It’s 2002 and a new four-lane highway is being built. While this brings about many advantages, it will unfortunately separate Sanpranet from another community nearby, where some of those who attend our church come from. The highway will not only inconvenience them, but it will also be an unsafe crossing for the children. This is why we set up our second church, Shineforth Methodist Church.


In 2005, we are able to tap on the Student Sponsorship Scheme (SSS) which will help some of the poorer families supplement the cost of their children’s schooling. Although tuition is heavily subsidised by the Thai government from Grades 1 to 12, there are other expenses like school uniforms, books and stationery which can be a heavy burden.

Meanwhile, we are constantly looking for ways to meet the needs of the adults in Sanpranet MC. Making disciples is difficult, to say the least. For example, a pre-believing elderly woman went to an evangelistic healing crusade and accepted Christ after she was healed of pain in her arm. A cell group was formed which met at her home, as her children forbade her to attend church with us. However, one day she requested the cell group to stop meeting at her home as her children opposed it. While Sungwan and I continue to visit her, she won’t allow us to even pray for her. She feels obliged to obey her children as she’s dependent on them financially. Sadly, such overpowering resistance of family members is not uncommon in Thailand.

The similarity in the church planting model for Sanpranet MC and Shineforth MC is that they both started off with ministries for children. Eventually the parents and other adults are drawn in. It’s our experience that fewer Lan Na Thai people (richer, as they generally own the houses they live in) will accept Christ, as compared to people from the hill tribes who mostly stay in rented housing.

I’m reading up on the history of Chiang Mai to better understand our mission field. Chiang Mai is the birthplace and a stronghold of Theravada Buddhism, a branch of Buddhism with the most adherents in Thailand.
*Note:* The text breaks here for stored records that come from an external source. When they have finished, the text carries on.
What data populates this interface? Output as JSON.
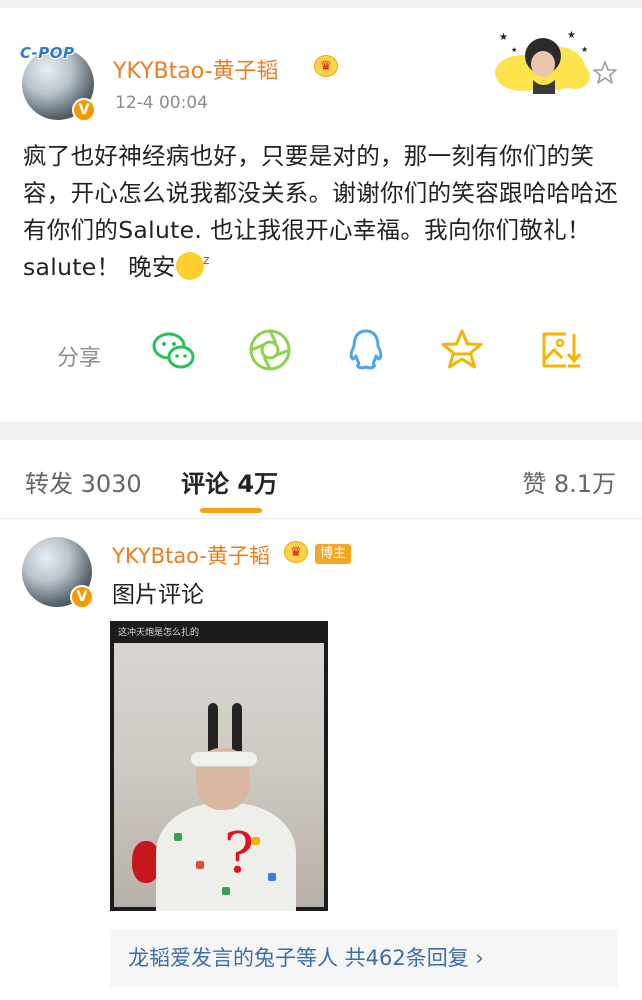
{
  "post": {
    "username": "YKYBtao-黄子韬",
    "timestamp": "12-4 00:04",
    "avatar_badge_text": "C-POP",
    "verified_mark": "V",
    "body": "疯了也好神经病也好，只要是对的，那一刻有你们的笑容，开心怎么说我都没关系。谢谢你们的笑容跟哈哈哈还有你们的Salute. 也让我很开心幸福。我向你们敬礼！salute！ 晚安",
    "share_label": "分享",
    "share_icons": [
      "wechat-icon",
      "moments-icon",
      "qq-icon",
      "favorite-star-icon",
      "save-image-icon"
    ]
  },
  "tabs": {
    "repost": "转发 3030",
    "comments": "评论 4万",
    "likes": "赞 8.1万",
    "active": "comments"
  },
  "comment": {
    "username": "YKYBtao-黄子韬",
    "author_badge": "博主",
    "text": "图片评论",
    "image_caption": "这冲天炮是怎么扎的",
    "replies_text": "龙韬爱发言的兔子等人  共462条回复 ›"
  },
  "colors": {
    "username": "#ee7c1f",
    "link": "#3b6fa8",
    "accent": "#f7a11a",
    "icon_green": "#29c058",
    "icon_lime": "#8fd14f",
    "icon_blue": "#4aa6ea",
    "icon_yellow": "#f5b400"
  }
}
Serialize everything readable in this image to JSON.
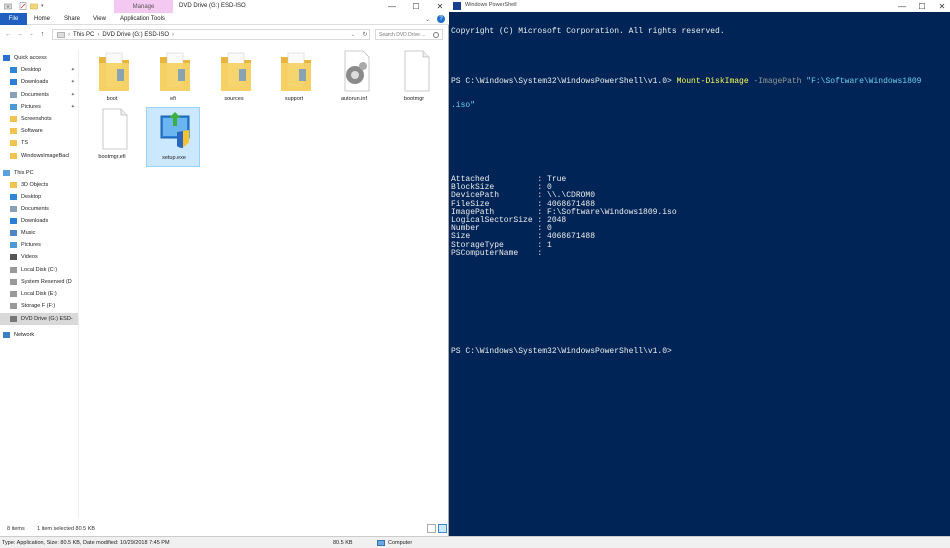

Some tribal communities won’t allow churches to be built and in rare instances, churches have been burned down. Although this sort of physical opposition is rare, Christians encounter very subtle verbal opposition of various forms. The city itself has so many temples; no wonder it is referred to as the Buddhism capital in Northern Thailand.

In a short time, I’ve learnt that societal pressure is a very strong deterrent for Thai people to become Christians. In their culture, individualism is seen as selfishness and arrogance, and in a country where the popular saying goes, “To be a Thai is to be a Buddhist”, converting is as serious as renouncing your national identity. How do we present the gospel in this context?


Part Two of this story will be published in the next issue of Methodist Message.

Rev Henry Yeo is the Country Director for Thailand, Methodist Missions Society. / Photos courtesy of Rev Henry Yeo.